◆ Your assignment
Wherever a line in the records below contains "image", copy that line.

┄┄┄┄┄┄┄┄┄┄┄┄┄┄┄┄┄┄┄┄

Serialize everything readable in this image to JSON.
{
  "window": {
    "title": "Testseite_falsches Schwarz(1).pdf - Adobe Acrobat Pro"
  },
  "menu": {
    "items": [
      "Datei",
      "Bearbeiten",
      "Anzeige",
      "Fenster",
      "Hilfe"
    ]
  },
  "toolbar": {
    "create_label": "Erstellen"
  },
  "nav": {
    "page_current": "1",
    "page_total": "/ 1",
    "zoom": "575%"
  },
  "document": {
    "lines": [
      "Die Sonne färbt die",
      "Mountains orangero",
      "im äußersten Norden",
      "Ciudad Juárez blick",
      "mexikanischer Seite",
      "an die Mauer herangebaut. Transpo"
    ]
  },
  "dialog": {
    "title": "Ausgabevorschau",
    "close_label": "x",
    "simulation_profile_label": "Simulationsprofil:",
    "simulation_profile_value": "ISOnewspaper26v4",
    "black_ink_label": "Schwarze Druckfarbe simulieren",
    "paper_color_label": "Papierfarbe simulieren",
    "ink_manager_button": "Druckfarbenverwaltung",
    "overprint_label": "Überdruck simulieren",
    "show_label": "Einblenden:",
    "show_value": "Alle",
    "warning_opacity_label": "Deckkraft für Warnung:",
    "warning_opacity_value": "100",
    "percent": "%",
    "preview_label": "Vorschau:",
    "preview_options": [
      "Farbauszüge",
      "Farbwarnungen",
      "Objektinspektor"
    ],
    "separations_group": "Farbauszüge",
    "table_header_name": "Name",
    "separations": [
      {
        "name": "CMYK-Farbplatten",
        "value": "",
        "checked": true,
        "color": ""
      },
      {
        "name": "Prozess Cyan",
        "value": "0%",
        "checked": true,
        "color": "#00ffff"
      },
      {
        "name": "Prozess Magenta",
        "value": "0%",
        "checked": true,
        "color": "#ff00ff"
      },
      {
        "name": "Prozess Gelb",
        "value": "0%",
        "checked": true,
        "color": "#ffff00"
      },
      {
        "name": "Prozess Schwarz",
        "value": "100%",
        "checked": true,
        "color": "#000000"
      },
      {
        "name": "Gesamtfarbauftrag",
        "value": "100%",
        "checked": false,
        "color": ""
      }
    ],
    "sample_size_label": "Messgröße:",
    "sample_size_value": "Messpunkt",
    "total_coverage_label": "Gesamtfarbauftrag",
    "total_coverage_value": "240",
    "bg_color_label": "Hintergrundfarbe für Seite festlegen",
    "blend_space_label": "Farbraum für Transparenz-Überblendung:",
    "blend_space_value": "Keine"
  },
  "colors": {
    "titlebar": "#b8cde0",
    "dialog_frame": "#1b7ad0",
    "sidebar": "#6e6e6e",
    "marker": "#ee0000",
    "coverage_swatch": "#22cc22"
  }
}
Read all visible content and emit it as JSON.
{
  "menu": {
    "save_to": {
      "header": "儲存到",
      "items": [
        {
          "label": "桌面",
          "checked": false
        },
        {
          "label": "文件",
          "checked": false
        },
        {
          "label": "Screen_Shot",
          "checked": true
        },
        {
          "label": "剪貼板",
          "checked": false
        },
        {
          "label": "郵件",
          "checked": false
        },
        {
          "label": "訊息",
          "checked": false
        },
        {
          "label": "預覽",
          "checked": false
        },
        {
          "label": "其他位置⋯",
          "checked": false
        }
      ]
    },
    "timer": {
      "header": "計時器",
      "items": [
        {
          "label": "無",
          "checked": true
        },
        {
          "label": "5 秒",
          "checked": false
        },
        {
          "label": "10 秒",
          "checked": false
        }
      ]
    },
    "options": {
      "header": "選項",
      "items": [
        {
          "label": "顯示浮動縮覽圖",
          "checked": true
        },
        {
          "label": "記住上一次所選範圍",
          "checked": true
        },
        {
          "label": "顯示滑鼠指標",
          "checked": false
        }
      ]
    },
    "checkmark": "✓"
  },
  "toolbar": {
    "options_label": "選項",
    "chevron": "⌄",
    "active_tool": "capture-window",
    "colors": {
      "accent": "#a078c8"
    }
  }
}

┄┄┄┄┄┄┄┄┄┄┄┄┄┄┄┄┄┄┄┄

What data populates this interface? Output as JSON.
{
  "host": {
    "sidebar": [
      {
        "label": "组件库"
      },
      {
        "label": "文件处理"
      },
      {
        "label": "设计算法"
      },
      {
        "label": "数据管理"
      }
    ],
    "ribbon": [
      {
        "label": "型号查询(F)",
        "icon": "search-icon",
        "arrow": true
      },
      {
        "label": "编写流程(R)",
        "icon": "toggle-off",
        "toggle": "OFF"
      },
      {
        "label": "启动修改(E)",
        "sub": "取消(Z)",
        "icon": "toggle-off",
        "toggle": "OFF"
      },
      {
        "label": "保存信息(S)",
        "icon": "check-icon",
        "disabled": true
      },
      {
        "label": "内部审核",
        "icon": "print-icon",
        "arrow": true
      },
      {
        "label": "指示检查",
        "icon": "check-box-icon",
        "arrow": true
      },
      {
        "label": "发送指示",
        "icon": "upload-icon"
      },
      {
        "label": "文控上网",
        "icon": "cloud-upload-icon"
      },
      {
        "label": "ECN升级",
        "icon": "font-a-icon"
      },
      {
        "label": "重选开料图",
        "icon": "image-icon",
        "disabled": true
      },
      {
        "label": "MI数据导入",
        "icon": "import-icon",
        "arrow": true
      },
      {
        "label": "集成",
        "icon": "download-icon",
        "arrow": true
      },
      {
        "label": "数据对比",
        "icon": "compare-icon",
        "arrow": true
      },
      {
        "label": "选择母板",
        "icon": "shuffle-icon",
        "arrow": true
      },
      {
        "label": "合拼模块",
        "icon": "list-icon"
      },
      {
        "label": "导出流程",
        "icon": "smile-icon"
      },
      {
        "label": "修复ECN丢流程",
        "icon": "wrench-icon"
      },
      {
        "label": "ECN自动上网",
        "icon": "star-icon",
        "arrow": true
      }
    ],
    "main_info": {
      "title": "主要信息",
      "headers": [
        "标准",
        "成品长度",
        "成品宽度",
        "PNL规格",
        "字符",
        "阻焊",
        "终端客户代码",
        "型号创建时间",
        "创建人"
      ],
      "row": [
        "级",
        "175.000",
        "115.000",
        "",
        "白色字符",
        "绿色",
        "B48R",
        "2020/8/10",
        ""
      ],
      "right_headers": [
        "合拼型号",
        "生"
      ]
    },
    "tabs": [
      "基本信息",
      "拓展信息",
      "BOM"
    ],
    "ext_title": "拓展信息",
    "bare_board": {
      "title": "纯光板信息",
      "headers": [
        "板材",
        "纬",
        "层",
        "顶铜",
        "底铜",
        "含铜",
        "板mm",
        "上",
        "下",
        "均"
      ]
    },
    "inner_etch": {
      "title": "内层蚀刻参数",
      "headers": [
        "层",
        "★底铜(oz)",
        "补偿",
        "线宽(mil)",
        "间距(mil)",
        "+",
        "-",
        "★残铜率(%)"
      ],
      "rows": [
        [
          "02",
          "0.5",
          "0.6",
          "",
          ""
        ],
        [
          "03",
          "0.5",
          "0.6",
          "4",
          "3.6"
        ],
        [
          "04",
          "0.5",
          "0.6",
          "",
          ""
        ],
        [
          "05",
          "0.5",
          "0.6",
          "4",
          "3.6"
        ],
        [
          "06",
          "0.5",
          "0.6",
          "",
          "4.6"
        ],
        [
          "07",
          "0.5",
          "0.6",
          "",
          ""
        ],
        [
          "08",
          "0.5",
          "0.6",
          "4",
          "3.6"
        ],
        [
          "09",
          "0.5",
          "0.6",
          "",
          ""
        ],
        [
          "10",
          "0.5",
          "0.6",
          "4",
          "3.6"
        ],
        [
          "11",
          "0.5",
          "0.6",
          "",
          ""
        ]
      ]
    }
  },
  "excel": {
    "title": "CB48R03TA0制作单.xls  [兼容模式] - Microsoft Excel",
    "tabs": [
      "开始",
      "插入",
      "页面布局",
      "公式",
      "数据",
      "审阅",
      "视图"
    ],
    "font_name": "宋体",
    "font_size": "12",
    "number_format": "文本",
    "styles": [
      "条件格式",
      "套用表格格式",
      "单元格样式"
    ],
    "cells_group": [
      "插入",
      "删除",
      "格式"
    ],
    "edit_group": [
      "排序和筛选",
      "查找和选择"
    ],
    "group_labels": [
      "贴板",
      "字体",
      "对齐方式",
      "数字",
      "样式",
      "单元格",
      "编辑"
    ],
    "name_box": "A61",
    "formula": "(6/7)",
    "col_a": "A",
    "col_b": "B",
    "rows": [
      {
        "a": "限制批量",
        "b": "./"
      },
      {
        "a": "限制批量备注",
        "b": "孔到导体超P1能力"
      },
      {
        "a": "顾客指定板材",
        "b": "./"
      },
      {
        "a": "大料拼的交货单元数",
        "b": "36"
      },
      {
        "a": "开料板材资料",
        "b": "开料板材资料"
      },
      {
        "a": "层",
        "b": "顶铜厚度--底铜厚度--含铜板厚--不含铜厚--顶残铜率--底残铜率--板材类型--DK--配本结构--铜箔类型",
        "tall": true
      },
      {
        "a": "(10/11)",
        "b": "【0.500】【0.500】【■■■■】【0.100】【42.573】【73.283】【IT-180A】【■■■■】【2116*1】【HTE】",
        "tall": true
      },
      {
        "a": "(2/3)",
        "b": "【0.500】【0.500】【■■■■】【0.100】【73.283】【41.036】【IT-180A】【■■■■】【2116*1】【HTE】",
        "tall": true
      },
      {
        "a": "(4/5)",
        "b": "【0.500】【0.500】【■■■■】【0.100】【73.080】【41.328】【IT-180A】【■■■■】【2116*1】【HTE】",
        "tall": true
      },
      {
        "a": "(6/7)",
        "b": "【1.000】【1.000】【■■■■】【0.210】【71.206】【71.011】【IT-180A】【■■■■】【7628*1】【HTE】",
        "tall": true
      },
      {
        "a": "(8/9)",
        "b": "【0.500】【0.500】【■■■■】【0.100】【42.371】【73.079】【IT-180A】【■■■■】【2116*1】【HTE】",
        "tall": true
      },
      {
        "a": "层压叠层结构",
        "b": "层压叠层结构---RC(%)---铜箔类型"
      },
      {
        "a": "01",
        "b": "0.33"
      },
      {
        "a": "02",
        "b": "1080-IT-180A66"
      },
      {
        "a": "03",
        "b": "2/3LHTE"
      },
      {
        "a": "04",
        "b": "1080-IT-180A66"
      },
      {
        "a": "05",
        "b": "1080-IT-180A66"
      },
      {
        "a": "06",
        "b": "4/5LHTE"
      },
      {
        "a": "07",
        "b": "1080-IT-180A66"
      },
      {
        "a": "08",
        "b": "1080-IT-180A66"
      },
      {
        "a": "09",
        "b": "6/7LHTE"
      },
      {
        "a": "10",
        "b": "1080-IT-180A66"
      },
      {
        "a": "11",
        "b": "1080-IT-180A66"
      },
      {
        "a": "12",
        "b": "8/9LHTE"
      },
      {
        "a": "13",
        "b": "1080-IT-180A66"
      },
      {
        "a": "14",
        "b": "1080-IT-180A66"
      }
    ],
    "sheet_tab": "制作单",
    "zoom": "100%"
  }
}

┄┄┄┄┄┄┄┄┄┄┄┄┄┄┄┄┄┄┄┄

◆ Answer area
Serialize everything readable in this image to JSON.
        "icon": "image-icon",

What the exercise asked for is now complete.